Over the past decade, I have collaborated with a growing number of psychologist colleagues, beginning with Richard Ryan, a co-founder of Self-Determination Theory (SDT) who was recognized in 2014 as one of the world’s most influential psychologists. Over the past 50 years SDT has developed into a systematic theory and supporting body of cross-culturally replicated research on human agency, motivation, and well-being. I have been on a mission to bring advances in motivational psychology to bear on topics in philosophy to which motivation is important, such as moral motivation, well-being, civic friendship, transformative experiences, disciplinary practices, and the school-to-prison pipeline. I am meanwhile contributing to psychological research on the significance of perceptions of social justice and injustice for personal well-being, as part of Ryan’s Sydney-based research team. Building on previous SDT research on well-being and the Capability Approach, I played a lead role in developing the first measure of perceived access to Rawlsian primary goods suitable for use in social science research.
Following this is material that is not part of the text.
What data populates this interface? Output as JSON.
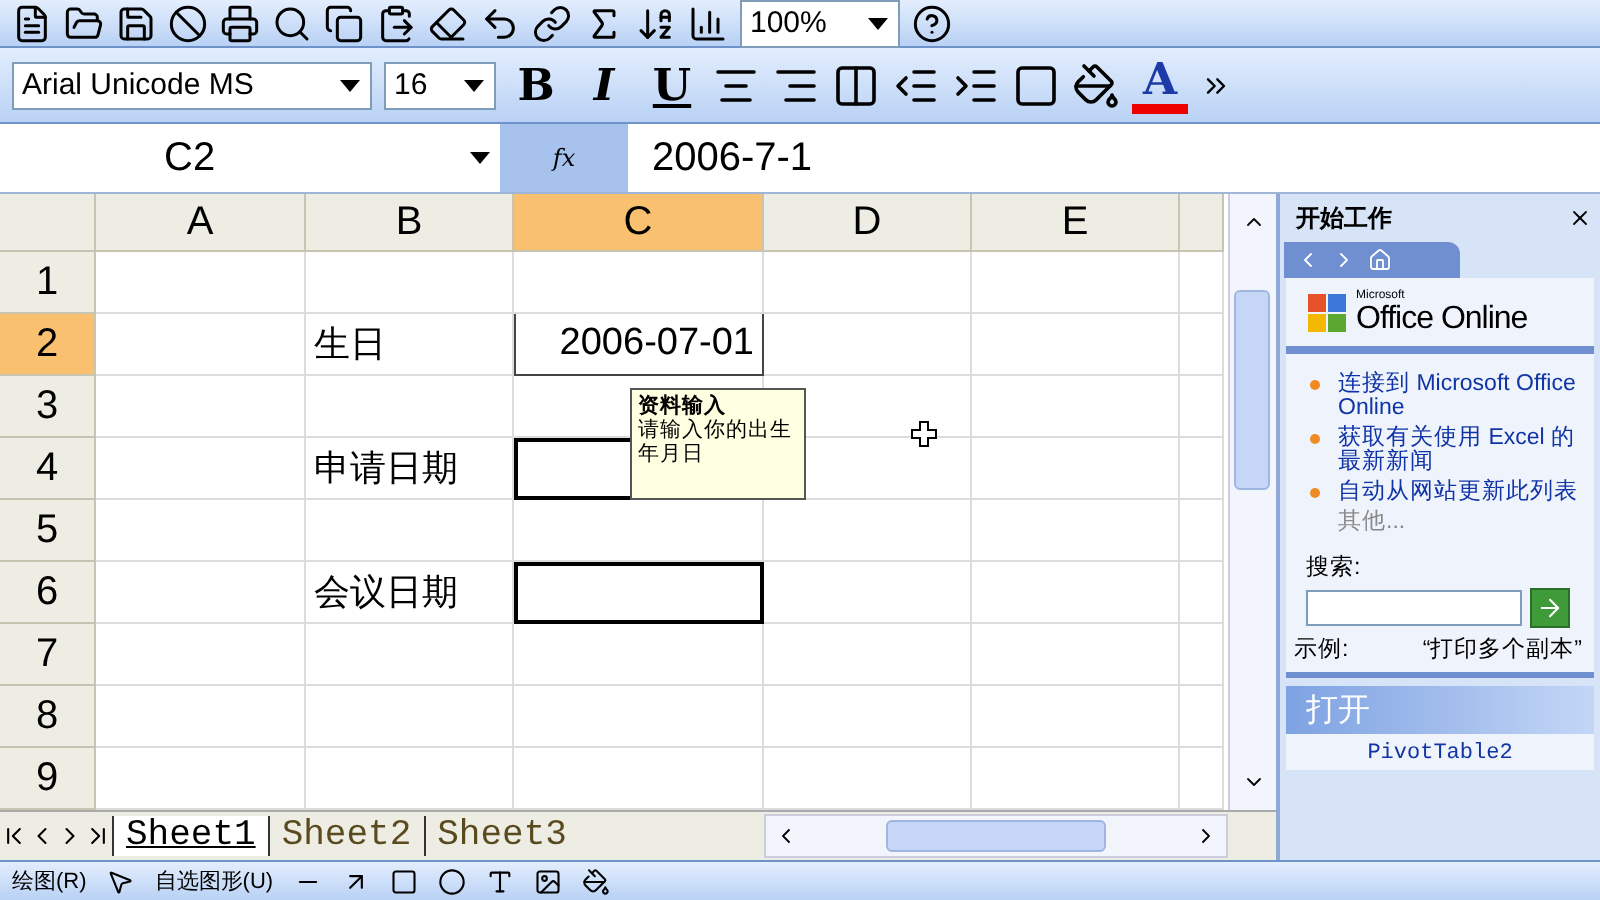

I have also been collaborating with UR developmental psychologist Laura Elenbaas, on the developmental origins of civic friendship, and with Wilfred Laurier University developmental psychologist Tobias Krettenauer, on a journal special issue on SDT and on the philosophy and psychology of self-regulation.

Sustainability became an important focus of my work in 2005, leading to my collaboration with geoscientist and climate educator Ellen Metzger beginning in 2009. Our 2017 book Living Well Now and in the Future: Why Sustainability Matters conceptualizes sustainability as the preservation of opportunity to live well and it addresses foundational aspects of comparative assessments of such opportunity across generations, sustainability ethics, and related matters of justice. It builds on my work on human flourishing with SDT co-founders and former UR colleagues Rich Ryan and Ed Deci, and related SDT research on the psychic costs of materialism and what is essential to well-being. I accepted the editorship of the SDT Environment webpage in 2019. A Chinese translation of Living Well was initiated by the Dean of the School of Economics and Resource Management at Beijing Normal University, as part of an effort to develop a China Genuine Progress Indicator (GPI), to replace GDP as a measure of (sustainable) social progress in China. A virtual launch conference for this translation, a handful of related ones, and the GPI is scheduled for May 29-30, 2021.

My historian collaborator, Chuck Dorn, and I have continued to write magazine articles related to our 2018 co-authored book, Patriotic Education in a Global Age, as public controversies have erupted. Patriotism is an interesting and contested moral psychological construct, and one that may sometimes be an obstacle to the global cooperation that is urgent needed to solve urgent problems, from climate destabilization to refugee crises. We argue that reason-responsive valuing of what is valuable in one’s country could be aptly identified as a virtuous form of patriotism, while arguing that rationales for cultivating patriotism have generally rested on little more than speculation about the sources and structure of civic motivation. Our defense of civic education for civic friendship, civic intelligence, and civic competence has been the point of departure for further work on civic friendship, with psychologist Laura Elenbaas and as part of an international team led by moral psychologist Nancy Snow.